And who was that lefty who homered in the 7th? It was infielder Anderson Tejeda, making his MLB debut — and setting some Rangers club history along the way.
When Fiers allowed his first run in the 5th, that was Tejeda singling home his teammate from third base for his first career hit in the majors. Then in the 7th he added his first dinger.
Tejeda also stole a base against elite throwing catcher Sean Murphy, and that landed him in the all-time franchise books.
Per team PR, Anderson Tejeda just became the first Ranger to record a hit, RBI *and* stolen base in his MLB debut. Last big-leaguer to do it was Jake Cave for the Twins— Levi Weaver (@ThreeTwoEephus) August 6, 2020
Sure, he’s on the other team. But this is pretty cool nonetheless and worth a moment to appreciate. Nice game, rook.
Bullpen makes it interesting
As noted at the end of the lineup section of this recap, the A’s hitters gave their pen some breathing room with that insurance run in the 7th. The relievers didn’t technically end up needing it, but the viewing audience certainly appreciated the courtesy.
After Fiers’ departure, lefty Everyday T.J. McFarland came in for the 7th. He allowed a one-out double to Shin-Soo Choo to put a runner in scoring position, but then induced a couple of his trademark grounders to strand him. All three of his outs came on the ground.
The 8th brought the trusty Yusmeiro Petit, who’s finally begun to allow an occasional baserunner the last few days. The Rangers collected three straight singles against him to load the bases, with just one out on the board, but Petit stayed cool and got a popout and strikeout to end it.
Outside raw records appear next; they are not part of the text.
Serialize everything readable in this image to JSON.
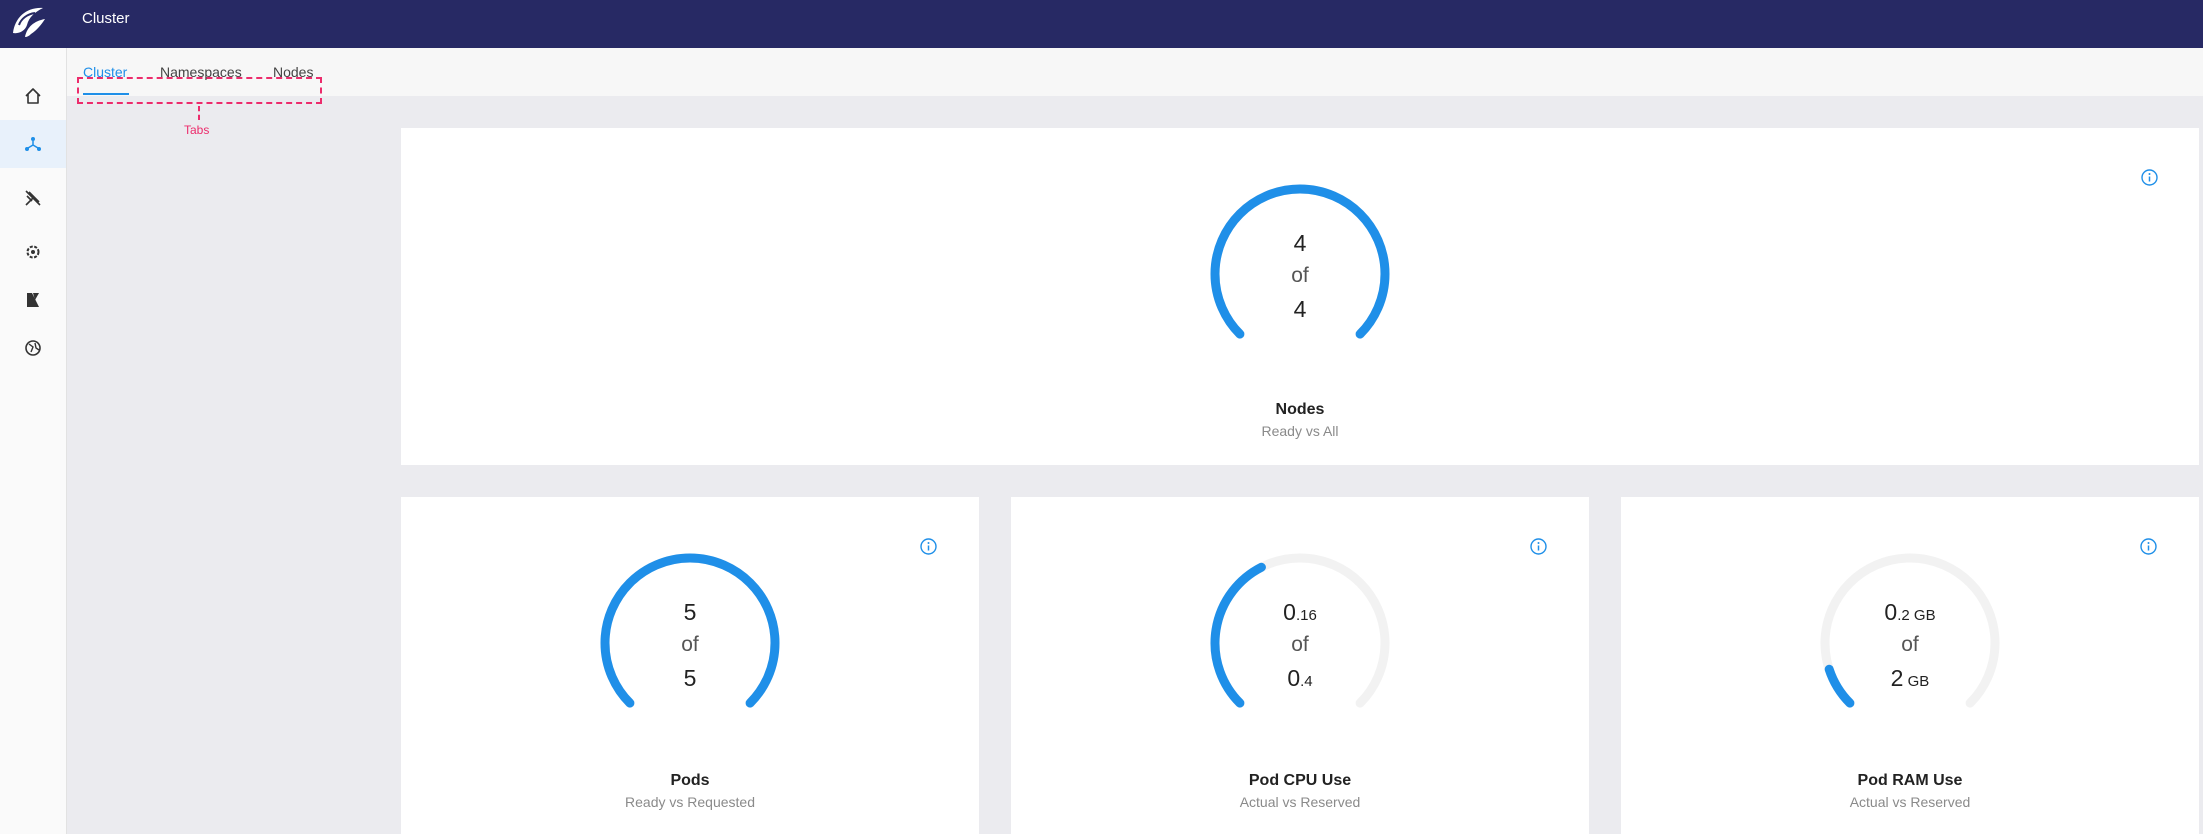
{
  "header": {
    "title": "Cluster"
  },
  "sidebar": {
    "items": [
      {
        "name": "home-icon",
        "active": false
      },
      {
        "name": "cluster-icon",
        "active": true
      },
      {
        "name": "workloads-icon",
        "active": false
      },
      {
        "name": "settings-gear-icon",
        "active": false
      },
      {
        "name": "apps-icon",
        "active": false
      },
      {
        "name": "network-globe-icon",
        "active": false
      }
    ]
  },
  "tabs": [
    {
      "label": "Cluster",
      "active": true
    },
    {
      "label": "Namespaces",
      "active": false
    },
    {
      "label": "Nodes",
      "active": false
    }
  ],
  "annotation": {
    "label": "Tabs"
  },
  "cards": {
    "nodes": {
      "title": "Nodes",
      "subtitle": "Ready vs All",
      "value": "4",
      "of": "of",
      "total": "4",
      "fraction": 1.0
    },
    "pods": {
      "title": "Pods",
      "subtitle": "Ready vs Requested",
      "value": "5",
      "of": "of",
      "total": "5",
      "fraction": 1.0
    },
    "cpu": {
      "title": "Pod CPU Use",
      "subtitle": "Actual vs Reserved",
      "value_int": "0",
      "value_dec": ".16",
      "of": "of",
      "total_int": "0",
      "total_dec": ".4",
      "fraction": 0.4
    },
    "ram": {
      "title": "Pod RAM Use",
      "subtitle": "Actual vs Reserved",
      "value_int": "0",
      "value_unit": ".2 GB",
      "of": "of",
      "total_int": "2",
      "total_unit": " GB",
      "fraction": 0.1
    }
  },
  "colors": {
    "accent": "#1f8fe8",
    "track": "#f2f2f2",
    "topbar": "#272964",
    "annotation": "#ec2c6c"
  }
}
In the 9th, closer Liam Hendriks received the call after getting a day off Wednesday (Joakim Soria worked that save). The relentless Choo notched a leadoff single to keep Texas’ hopes alive, but the next batter struck out. Willie Calhoun then came up with a chance to be a hero and he smoked a sharp liner, but it went directly at shortstop Marcus Semien, who was shifted to the right of the 2B bag for just such an event. Choo had run on contact, and Semien easily flipped the ball to first to double him off and end the game.
It wasn’t the kind of dominance we saw Wednesday, when the bullpen retired 17 of the final 18 hitters to finish the game. Today they put runners on in each inning, and into scoring position twice, and at one point the go-ahead run was on base. But they came through and held the opponent out of the column that matters, and protected the lead once again.
That’s the A’s first sweep of the season, or at least the first in their favor after dropping a two-game set to the Rockies. They’ve won three of the four series they’ve played so far, including both the four-gamers. Win every series and you’ll win your division, pretty much guaranteed.
Remember to put your cans out on the curb tonight, because the garbage men are coming to town Friday. The Houston Astros visit for the first time since their cheating scandal came to light, and it will happen with no fans in the stands to heckle them, and no Fiers on the mound to oppose them — he won’t pitch in the three-game series after going Thursday.
But nevertheless, it’s still a big showdown against Oakland’s top competition in the division. The Astros pitching staff has been decimated by injuries, including their defending Cy Young starter, their star closer, and multiple All-Star setup men, but their powerful lineup is still intact. Some of Houston’s hitters have been slow so far, but so were the A’s right up until they weren’t.
The first game is Friday at 6:10 p.m., with Chris Bassitt going up against former Cy Young winner Zack Greinke.